I think it’s safe to say that we can hear hints of those musicians in his sound, and  there are other artists which could fit the reference bill as well, like Marvin Gaye and Curtis Mayfield, but that doesn’t mean because Kiwanuka has skipped the innovation party that he is an imitator by any regard.

Rather he sings about his personal experience using soul music as his platform. Black Man In A White World is an excellent example of this and a great second track to include on the album right after Cold Little Heart. At almost ten minutes long, that first track is emotionally heavy and rightly so because of the self-analysis it runs through.

This record is full of little examples of heartache and unresolved pain. You know how it goes though, life has it’s moments of joy and newfound love, but when that relationship hits the end of it’s value  you’re left without closure and unfortunate leftovers of those emotions. Falling is the third track and it describes that sense of love lost and the hindsight bias of moments that should have been red flags.

As the album works towards the middle Place I Belong, title track Love & Hate, and One More Night each do their part to keep the tempo somber and compelling in it’s deep explorations of tolerance. The title track in particular brings more of that length to the game, running at just over seven minutes in runtime.

After all Kiwanuka is narrating a story of man looking to find his place in the world, one which is confusing at best and tragic at it’s worst. But the hidden strength is definitely in the production provided by Brian “Danger Mouse” Burton; where we can feel included in this raw questioning of things and appreciate his insecurities. After all, while the record is very heavy in it’s themes, the tone isn’t so dark as to leave us out of journey.

While I have a special place in my heart for Cold Little Heart, and Love & Hate, the stand out track is probably Father’s Child, another longer song which explores the spiritual side of life and looks for both meaning and guidance.

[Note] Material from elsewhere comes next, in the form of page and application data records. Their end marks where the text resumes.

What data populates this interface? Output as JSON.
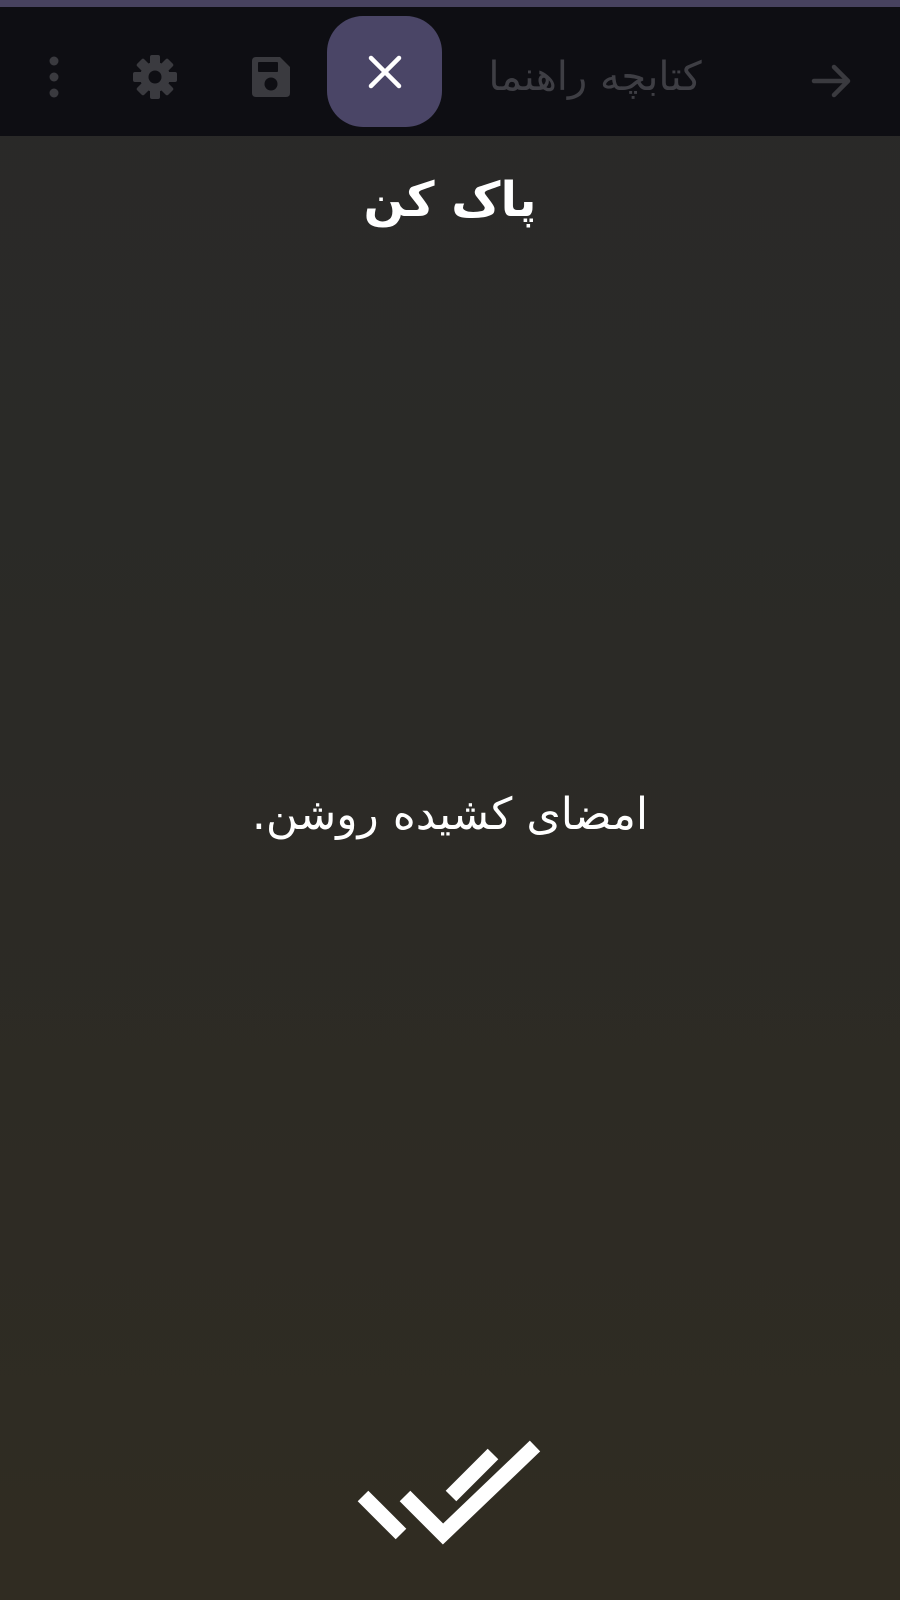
{
  "colors": {
    "status_strip": "#47425f",
    "toolbar_bg": "#0e0e13",
    "toolbar_icon": "#3a3a3f",
    "close_button_bg": "#4a4566",
    "text": "#ffffff"
  },
  "toolbar": {
    "title": "کتابچه راهنما",
    "back_icon": "arrow-forward-icon",
    "close_icon": "close-icon",
    "save_icon": "save-icon",
    "settings_icon": "gear-icon",
    "overflow_icon": "more-vertical-icon"
  },
  "signature": {
    "clear_label": "پاک کن",
    "hint": "امضای کشیده روشن.",
    "confirm_icon": "double-check-icon"
  }
}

With all of that said, Love & Hate is a solid album and definitely worthy of an inclusion in your collection, but don’t take my word for it, check out some of these music videos first. 1 2




Michael Kiwanuka is exploring some great ideas and feelings on this record, and while the saying goes, you can only hate someone you once loved, it’s in the quiet moments of reflection that we realize that those strong emotions are what allow us to enjoy and appreciate life. It might be sad to let someone go, but our lives are all the better for it, Kiwanuka just asks we spend some time with it.

But that’s just a theory.